Re-imagining post COVID-19 Nigeria through the lens of socio-economic rights guaranteesPosted: 9 July, 2020 Filed under: Oyeniyi Abe | Tags: African Charter, COVID-19, gas, GDP, global pandemic, human rights, impact, International Bill of Rights, Nigeria’s exports, oil, Ouagadougou Declaration, pandemics, socio-economic rights, weak health care system 2 Comments
Author: Oyeniyi Abe
Research Fellow, Centre for Comparative Law in Africa, Faculty of Law, University of Cape Town, South Africa.
The surge in susceptibility to pandemics is a threat to the existence of not only the global order but a nation state bedeviled by weak health care system and non-existent guarantees of socio-economic rights. The socio-economic impact of the COVID-19 global pandemic, has resulted into a decline in demand for the sole product of Nigeria’s exports – oil and gas, affecting Nigeria in disproportionate ways, and causing serious consequences as a result of systemic deficiencies and lack of quality health care systems. This article considers that this is an opportune time for the government to consider constitutional and realistic guarantees of socio-economic rights, amongst other things, as veritable shields against the threat of a pandemic.
The impact of state surveillance and censorship of sexuality on the lives of LGB Ethiopians living in Addis AbabaPosted: 28 January, 2019 Filed under: Selamawit Tsegaye Lulseged | Tags: Addis Ababa, African Charter, African Charter on Human and Peoples' Rights, censorship, constitution, constitutional ban, Criminal Code, discrimination, eroticism, Ethiopia, FDRE, hegemony, hetero-normative, human rights, ICCPR, ICESCR, imprisonment, International Bill of Rights, LGB, Penal Code, same-sex, same-sex sexual act, sexual minority rights, sexuality Leave a comment
Author: Selamawit Tsegaye Lulseged
African Union Human Rights Observers Mission in Burundi (formerly)

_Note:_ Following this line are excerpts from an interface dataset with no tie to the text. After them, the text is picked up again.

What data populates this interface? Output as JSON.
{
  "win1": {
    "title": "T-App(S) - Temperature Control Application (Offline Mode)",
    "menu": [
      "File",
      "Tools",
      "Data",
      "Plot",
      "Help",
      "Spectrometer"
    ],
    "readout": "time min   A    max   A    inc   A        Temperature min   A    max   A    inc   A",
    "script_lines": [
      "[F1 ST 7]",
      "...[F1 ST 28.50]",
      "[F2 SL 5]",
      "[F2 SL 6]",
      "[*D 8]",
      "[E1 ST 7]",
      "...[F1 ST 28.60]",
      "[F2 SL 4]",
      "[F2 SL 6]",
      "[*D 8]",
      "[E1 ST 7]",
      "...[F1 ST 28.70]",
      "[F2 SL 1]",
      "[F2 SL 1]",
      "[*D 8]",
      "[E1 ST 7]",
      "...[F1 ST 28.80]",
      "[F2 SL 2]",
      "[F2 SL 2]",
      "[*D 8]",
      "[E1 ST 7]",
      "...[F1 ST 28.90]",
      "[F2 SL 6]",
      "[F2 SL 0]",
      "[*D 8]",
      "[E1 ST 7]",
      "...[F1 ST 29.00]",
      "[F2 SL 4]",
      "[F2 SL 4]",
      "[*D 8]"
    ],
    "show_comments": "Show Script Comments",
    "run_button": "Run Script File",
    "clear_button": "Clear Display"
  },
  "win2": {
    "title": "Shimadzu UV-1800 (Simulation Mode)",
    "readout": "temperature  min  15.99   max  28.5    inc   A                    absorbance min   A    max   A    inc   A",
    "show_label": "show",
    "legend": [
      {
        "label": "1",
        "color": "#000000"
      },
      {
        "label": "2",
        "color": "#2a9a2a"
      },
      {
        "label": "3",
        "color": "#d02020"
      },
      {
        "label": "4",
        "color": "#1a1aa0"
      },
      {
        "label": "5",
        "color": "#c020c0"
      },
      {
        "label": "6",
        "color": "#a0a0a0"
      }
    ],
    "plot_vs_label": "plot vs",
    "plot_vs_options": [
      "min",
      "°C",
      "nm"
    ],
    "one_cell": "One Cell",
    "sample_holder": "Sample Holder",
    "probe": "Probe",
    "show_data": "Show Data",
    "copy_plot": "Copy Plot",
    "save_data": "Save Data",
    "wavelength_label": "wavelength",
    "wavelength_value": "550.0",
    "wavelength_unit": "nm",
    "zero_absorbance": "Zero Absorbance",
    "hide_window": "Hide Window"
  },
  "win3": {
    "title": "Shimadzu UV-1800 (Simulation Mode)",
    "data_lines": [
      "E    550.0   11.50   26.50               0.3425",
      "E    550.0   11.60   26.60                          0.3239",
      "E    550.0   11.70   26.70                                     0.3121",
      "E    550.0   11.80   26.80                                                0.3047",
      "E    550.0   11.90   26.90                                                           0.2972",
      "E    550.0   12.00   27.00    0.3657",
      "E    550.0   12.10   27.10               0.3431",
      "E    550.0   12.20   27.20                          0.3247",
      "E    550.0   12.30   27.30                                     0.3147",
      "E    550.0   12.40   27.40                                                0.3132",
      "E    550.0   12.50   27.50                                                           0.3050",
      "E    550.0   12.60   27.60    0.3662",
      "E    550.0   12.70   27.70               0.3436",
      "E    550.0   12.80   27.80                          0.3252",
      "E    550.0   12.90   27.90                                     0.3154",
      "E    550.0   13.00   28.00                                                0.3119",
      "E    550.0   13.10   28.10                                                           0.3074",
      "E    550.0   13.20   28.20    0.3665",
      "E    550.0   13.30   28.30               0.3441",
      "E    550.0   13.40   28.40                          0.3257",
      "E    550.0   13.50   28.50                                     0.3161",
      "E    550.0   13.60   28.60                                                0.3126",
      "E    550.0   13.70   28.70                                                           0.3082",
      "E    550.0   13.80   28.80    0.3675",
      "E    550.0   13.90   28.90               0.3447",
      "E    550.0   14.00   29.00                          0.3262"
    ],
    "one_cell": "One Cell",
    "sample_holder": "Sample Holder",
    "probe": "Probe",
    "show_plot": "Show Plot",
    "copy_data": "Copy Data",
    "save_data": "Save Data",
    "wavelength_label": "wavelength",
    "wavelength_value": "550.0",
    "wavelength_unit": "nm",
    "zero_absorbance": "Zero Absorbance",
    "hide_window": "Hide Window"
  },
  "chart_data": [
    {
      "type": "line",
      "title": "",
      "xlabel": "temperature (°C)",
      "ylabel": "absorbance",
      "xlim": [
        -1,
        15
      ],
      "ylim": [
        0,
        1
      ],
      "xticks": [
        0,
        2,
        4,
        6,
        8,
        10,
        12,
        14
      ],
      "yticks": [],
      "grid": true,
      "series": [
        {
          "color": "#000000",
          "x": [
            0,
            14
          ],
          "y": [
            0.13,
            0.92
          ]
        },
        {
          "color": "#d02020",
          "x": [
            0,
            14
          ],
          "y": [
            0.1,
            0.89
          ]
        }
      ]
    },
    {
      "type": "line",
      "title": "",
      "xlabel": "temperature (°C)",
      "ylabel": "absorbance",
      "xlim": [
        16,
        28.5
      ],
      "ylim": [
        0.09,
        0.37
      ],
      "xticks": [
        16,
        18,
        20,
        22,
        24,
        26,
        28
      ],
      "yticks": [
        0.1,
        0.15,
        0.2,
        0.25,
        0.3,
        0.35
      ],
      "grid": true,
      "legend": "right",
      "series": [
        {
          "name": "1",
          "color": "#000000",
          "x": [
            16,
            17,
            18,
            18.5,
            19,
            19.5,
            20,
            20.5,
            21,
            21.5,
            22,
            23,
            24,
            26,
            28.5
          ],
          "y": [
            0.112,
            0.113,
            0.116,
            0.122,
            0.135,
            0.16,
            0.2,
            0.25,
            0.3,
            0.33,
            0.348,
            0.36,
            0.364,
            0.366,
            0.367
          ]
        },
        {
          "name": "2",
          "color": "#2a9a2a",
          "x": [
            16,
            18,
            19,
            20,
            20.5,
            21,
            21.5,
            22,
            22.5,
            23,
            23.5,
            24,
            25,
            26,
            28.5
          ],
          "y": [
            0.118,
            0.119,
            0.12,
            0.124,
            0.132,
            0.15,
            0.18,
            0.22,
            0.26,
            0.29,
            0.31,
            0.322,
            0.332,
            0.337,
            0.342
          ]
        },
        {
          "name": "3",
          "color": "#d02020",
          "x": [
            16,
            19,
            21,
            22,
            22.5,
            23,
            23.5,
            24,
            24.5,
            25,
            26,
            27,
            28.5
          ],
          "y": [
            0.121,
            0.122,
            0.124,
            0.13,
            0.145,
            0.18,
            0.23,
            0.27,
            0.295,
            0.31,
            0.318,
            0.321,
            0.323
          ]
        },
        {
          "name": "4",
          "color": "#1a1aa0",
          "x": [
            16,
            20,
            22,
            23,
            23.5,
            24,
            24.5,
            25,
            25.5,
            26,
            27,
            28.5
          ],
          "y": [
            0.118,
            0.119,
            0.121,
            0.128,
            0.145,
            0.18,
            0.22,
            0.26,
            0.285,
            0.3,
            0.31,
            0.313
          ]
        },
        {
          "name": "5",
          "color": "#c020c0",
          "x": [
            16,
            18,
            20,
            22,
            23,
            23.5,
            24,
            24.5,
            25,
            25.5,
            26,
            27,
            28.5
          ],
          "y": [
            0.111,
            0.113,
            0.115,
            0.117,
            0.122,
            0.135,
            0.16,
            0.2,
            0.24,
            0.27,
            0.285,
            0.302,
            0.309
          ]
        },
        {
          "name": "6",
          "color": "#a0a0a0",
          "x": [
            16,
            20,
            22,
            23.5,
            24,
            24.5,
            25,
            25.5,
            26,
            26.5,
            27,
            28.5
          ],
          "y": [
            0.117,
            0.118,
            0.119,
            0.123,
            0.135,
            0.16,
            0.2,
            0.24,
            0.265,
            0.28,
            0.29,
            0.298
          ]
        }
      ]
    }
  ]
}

Dialogue regarding same-sex sexual act and eroticism is a recent phenomenon in Ethiopia. As is true for most African countries, in Ethiopia, there is a strong heterosexual culture that bases its legitimacy on the hegemony of masculinity. The social construction is based on the values of family that depends on traditional gender role and religious dogmas. In many discourses, lesbian, gay and bisexual (LGB) individuals are mentioned in relation to pedophilia, mental sickness and people who chose deviant sexual behavior. Thus, same-sex sexuality is not only something that is pushed under the rug, but also subjected to state scrutiny and embargo.
Homosexuality v. homophobia, which is criminal?Posted: 21 January, 2013 Filed under: Joelle Dountio | Tags: Africa, African traditions, civil rights, corrective rape, female genital mutilation, HIV/Aids, homophobia, homosexuality, human rights, International Bill of Rights, international human rights, political rights, privacy, religion, right to freedom of association, Rwanda, traditional cultural beliefs 7 Comments
Author: Joelle Dountio
PhD candidate, Faculty of Law, University of Pretoria
Religion, traditional cultural beliefs and law are all used by humans to fuel hatred, stigma, and discrimination towards homosexuals. The rights to equality, non-discrimination and freedom from torture, cruel, inhuman and degrading treatment as upheld by the International Bill of Rights and other human rights instruments are, for the most part, all recognised in the constitutions and other national laws of most African countries. However, 36 of the 54 African countries have punitive laws on homosexuality. Meanwhile, homosexuality is a sexual orientation and a prohibited ground for discrimination under international human rights law (Toonen v. Australia).
Historically, religion has been used to justify some of the worst atrocities committed against human beings. Some of these atrocities include: slavery, the holocaust, apartheid, racism and terrorism. Today, the Bible is used to justify homophobia based on the famous kingdoms of Sodom and Gomorrah. The question I ask is, does the Bible really mean that we should kill these people as is happening today? And even if it does mean this, what about other practices for which the Bible says people should be killed? This Bible says married women who have sexual relations outside their marriage should be killed. The Bible says we should sell all we have and give the money to the poor. The Bible says we should not make carved images of anything in heaven. Why do Christians not apply these? Apparently man chooses to follow only those sections of the Bible which suit him and enable him to meet his selfish goal irrespective of the consequences to others. Is this not hypocrisy?